On January 14, 2020, the Tax Court issued a Memorandum Opinion in the case of Near v. Commissioner (T.C. Memo. 2020-10). The issue presented in Near v. Commissioner was whether the petitioner, an attorney for a public utility in California, could deduct unreimbursed employee business expenses incurred while travelling for work when the employee had a right to seek reimbursement from his employer.
Ordinary and Necessary Business Expenses under IRC § 162 in Near v. Commissioner
A taxpayer may deduct all ordinary and necessary expenses paid in carrying on a trade or business. IRC § 162(a). An ordinary expense is one that commonly or frequently occurs in the taxpayer’s business, and a necessary expense is one that is appropriate and helpful in carrying on the taxpayer’s business. See Deputy v. du Pont, 308 U.S. 488, 495 (1940) (ordinary expenses), Commissioner v. Heininger, 320 U.S. 467, 471 (1943) (necessary expense); see also Treas. Reg. § 1.162-1(a). A taxpayer may not deduct a personal, living, or family expense unless the Code expressly provides otherwise. See IRC § 262(a).

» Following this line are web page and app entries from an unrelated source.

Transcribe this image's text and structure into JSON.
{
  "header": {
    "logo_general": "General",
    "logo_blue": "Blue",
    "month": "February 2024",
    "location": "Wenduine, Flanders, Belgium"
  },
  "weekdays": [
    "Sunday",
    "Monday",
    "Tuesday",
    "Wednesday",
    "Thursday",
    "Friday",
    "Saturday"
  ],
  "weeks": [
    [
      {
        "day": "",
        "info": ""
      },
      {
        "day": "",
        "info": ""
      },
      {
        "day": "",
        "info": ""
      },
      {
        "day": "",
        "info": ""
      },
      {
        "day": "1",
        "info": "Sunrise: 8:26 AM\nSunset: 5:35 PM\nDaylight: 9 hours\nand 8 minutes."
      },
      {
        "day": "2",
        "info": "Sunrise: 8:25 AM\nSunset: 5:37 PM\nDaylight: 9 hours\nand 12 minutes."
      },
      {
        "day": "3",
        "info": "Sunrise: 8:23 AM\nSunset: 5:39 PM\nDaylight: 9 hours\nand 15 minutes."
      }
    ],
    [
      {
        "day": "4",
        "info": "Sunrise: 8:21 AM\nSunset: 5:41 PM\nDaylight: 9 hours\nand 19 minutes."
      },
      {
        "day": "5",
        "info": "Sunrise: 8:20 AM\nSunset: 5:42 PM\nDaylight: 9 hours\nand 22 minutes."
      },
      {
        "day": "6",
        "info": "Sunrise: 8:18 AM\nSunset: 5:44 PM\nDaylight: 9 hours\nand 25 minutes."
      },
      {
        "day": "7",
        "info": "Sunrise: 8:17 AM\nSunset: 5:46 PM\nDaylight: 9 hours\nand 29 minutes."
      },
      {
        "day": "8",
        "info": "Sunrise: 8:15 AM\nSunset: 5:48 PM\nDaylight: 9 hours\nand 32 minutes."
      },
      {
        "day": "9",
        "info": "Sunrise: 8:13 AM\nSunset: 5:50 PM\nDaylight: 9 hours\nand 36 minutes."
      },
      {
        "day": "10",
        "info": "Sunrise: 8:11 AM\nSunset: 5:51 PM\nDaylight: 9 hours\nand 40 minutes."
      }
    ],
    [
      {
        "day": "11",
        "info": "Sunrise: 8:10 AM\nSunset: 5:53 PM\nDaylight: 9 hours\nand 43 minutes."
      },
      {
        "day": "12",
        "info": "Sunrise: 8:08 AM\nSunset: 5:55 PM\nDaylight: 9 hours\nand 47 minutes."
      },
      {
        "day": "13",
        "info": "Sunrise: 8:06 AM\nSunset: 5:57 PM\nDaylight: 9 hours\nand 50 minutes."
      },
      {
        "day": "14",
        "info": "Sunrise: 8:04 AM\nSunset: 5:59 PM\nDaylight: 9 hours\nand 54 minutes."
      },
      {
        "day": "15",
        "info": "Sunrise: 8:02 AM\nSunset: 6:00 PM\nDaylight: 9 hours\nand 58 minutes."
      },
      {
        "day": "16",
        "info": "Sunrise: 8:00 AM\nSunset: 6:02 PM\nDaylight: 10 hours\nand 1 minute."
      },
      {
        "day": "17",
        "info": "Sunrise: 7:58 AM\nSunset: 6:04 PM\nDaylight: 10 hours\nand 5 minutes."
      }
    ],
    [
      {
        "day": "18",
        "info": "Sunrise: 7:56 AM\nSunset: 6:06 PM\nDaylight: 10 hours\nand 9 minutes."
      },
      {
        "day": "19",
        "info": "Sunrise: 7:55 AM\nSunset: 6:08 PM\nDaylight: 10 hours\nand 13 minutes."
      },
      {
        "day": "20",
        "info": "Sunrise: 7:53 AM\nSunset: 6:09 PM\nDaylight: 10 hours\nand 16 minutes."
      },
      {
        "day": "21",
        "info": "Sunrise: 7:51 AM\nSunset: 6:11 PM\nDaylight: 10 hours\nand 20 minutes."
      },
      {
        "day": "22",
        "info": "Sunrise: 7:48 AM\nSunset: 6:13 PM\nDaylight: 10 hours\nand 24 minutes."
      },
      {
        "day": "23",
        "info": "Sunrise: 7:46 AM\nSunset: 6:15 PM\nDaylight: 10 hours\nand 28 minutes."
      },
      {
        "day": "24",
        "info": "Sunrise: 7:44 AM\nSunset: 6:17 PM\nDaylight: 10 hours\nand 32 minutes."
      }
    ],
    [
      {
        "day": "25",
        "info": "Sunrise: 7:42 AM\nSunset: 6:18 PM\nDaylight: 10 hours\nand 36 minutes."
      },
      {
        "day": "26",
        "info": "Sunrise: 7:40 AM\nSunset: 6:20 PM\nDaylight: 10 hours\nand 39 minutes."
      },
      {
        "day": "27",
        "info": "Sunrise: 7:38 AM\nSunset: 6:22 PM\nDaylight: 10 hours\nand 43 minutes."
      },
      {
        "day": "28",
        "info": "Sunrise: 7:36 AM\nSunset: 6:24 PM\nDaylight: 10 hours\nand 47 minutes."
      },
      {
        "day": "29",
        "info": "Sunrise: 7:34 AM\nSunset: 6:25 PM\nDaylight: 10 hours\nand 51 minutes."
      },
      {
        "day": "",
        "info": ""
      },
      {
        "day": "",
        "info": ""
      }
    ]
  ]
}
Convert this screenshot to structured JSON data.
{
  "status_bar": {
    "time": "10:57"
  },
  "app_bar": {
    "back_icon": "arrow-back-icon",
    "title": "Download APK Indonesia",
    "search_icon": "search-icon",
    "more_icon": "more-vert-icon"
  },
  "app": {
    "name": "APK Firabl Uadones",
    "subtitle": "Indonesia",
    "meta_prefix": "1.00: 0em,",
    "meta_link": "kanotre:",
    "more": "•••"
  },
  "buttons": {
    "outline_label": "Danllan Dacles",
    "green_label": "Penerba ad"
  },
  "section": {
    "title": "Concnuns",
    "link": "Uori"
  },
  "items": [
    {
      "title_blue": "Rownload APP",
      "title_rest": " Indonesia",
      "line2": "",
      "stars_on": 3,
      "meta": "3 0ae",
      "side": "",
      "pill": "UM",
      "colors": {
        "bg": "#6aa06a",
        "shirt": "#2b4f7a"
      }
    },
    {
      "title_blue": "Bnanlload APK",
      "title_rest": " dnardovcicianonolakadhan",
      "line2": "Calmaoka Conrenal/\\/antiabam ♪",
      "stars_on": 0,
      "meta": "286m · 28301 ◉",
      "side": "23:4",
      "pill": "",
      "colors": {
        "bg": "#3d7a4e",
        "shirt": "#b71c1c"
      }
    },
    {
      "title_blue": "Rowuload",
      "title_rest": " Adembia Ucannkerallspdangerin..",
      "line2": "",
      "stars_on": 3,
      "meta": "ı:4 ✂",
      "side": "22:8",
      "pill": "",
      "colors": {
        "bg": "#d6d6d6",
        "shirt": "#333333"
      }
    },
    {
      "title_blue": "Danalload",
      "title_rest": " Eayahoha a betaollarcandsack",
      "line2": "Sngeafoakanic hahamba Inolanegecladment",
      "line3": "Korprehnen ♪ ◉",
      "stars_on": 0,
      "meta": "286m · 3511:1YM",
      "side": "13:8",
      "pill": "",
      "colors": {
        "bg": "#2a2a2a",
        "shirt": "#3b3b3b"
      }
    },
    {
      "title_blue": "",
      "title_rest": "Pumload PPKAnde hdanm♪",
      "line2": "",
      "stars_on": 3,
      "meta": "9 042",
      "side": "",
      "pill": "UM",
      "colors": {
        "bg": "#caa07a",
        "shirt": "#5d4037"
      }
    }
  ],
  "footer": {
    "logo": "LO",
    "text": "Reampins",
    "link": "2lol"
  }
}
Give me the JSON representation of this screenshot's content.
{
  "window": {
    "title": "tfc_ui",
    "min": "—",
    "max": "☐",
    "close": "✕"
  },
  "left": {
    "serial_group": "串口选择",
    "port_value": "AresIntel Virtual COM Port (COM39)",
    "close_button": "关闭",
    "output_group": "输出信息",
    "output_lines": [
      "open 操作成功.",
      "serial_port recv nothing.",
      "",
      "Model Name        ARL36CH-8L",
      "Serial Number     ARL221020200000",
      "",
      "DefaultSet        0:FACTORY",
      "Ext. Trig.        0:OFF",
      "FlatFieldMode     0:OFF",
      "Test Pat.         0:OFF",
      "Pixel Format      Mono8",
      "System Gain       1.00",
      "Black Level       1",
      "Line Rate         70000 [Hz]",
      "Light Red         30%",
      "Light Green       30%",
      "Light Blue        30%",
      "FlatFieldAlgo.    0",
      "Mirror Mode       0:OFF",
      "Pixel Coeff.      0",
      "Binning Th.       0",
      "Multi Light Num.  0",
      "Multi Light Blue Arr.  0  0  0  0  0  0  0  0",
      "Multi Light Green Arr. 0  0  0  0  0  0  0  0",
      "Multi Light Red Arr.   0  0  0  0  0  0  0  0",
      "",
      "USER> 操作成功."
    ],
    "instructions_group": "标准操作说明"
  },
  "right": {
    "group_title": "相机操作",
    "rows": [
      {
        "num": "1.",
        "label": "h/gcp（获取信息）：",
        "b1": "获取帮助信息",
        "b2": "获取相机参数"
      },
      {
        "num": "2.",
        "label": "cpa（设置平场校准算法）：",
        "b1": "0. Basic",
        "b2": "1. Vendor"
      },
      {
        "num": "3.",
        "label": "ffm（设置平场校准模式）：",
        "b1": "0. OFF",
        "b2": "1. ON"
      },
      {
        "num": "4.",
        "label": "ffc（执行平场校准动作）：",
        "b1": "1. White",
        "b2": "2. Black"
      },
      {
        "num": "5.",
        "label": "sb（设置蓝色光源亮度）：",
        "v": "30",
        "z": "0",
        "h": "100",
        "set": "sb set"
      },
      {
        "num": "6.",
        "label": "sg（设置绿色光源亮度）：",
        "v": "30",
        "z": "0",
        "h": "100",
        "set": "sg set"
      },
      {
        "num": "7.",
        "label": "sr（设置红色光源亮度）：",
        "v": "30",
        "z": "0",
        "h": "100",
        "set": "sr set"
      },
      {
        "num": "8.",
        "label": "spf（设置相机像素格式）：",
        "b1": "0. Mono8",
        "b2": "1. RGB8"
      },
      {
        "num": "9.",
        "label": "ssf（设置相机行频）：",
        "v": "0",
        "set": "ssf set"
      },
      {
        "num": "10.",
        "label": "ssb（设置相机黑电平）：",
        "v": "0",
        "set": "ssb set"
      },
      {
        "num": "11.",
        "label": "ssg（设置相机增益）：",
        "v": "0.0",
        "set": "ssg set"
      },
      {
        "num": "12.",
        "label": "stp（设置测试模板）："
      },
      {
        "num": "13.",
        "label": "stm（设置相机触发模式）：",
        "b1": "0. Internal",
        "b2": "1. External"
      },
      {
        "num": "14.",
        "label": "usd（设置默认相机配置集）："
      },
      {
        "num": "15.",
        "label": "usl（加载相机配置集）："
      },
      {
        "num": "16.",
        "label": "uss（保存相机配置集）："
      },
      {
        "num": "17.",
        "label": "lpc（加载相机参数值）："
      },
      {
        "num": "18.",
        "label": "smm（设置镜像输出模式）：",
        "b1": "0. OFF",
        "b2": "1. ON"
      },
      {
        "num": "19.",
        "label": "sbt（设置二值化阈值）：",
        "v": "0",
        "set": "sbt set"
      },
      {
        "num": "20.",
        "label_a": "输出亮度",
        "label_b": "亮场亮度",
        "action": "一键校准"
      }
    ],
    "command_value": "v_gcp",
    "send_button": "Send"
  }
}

Because the determination of whether an expenditure is ordinary and necessary is a question of fact, a taxpayer must persuade the Tax Court that there is a bona fide business purpose for the expenditure and a proximate relationship between the expenditure and his business. Heininger, 320 U.S. at 475; Challenge Mfg. Co. v. Commissioner, 37 T.C. 650, 660 (1962). Where personal benefit is distinctly secondary and incidental to a profit motive, the expense may be deducted under IRC § 162(a). Int’l Artists, Ltd. v. Commissioner, 55 T.C. 94, 104 (1970). The Tax Court requires more than a taxpayer’s averment to establish that the expense was incurred in pursuit of a trade or business. Ferrer v. Commissioner, 50 T.C. 177, 185 (1968), aff’d per curiam, 409 F.2d 1359 (2d Cir. 1969).
“Cohan” Rule not Available for Expenses Falling Under IRC § 274
The Court may estimate the amount of a deductible expense if a taxpayer is unable to substantiate the precise amount. However, the Tax Court will only do so if a taxpayer has first established that an expense was incurred and is deductible. See Cohan v. Commissioner, 39 F.2d 540, 543-544 (2d Cir. 1930); Vanicek v. Commissioner, 85 T.C. 731, 742-743 (1985); Estate of Reinke v. Commissioner, 46 F.3d 760, 764 (8th Cir. 1995), aff’g T.C. Memo. 1993-197. Further, there are certain expenses that are specified in IRC § 274, which are subject to strict substantiation rules and therefore are not permitted to be estimated by the Tax Court. A taxpayer must substantiate the amount of the expense, the time and place of the expense, and the business purpose through adequate records or by sufficient evidence. IRC § 274(d). This includes providing a log or a similar record, as well as documentary evidence corroborating the taxpayer’s testimony. Treas. Reg. § 1.274-5T(c)(2)(i); Treas. Reg. § 1.274-5T(c)(3)(i) (evidence corroborating taxpayer’s statement). Such corroborating evidence includes receipts, bills, or the like. Treas. Reg. § 1.274-5(c)(2)(iii). Car and truck expenses are subject to the strict substantiation rules of IRC § 274(d). IRC § 274(d)(4); IRC § 280F(d)(4)(A)(i); IRC § 280F(d)(4)(A)(ii).
Unreimbursed Business Expenses When Employee Could Have Been Reimbursed by Employer
Ordinarily, a taxpayer may deduct unreimbursed employee business expenses as ordinary and necessary under IRC § 162, subject to the 2% floor of IRC § 67(a). Lucas v. Commissioner, 79 T.C. 1, 6-7 (1982). However, employee business expenses paid on behalf of an employer who reimburses such costs may not be converted into trade or business expenses because the employee failed to seek reimbursement. Stolk v. Commissioner, 40 T.C. 345, 356 (1963), aff’d per curiam, 326 F.2d 760 (2d Cir. 1964); Podems v. Commissioner, 24 T.C. 21, 22-23 (1955). Stated differently, if the employer offers to reimburse the expense of an employee, but the employee does not take the employer up on the offer, the employee cannot later claim that the expense was “unreimbursed” for purposes of the taxpayer’s return. The Tax Court has taken this position, because when an employee has a right to reimbursement for expenditures related to his status as an employee but fails to claim such reimbursement, the expenses are not deductible because they are not “necessary”. Orvis v. Commissioner, 788 F.2d 1406, 1408 (9th Cir. 1986), aff’g T.C. Memo. 1984-533.Add to favorites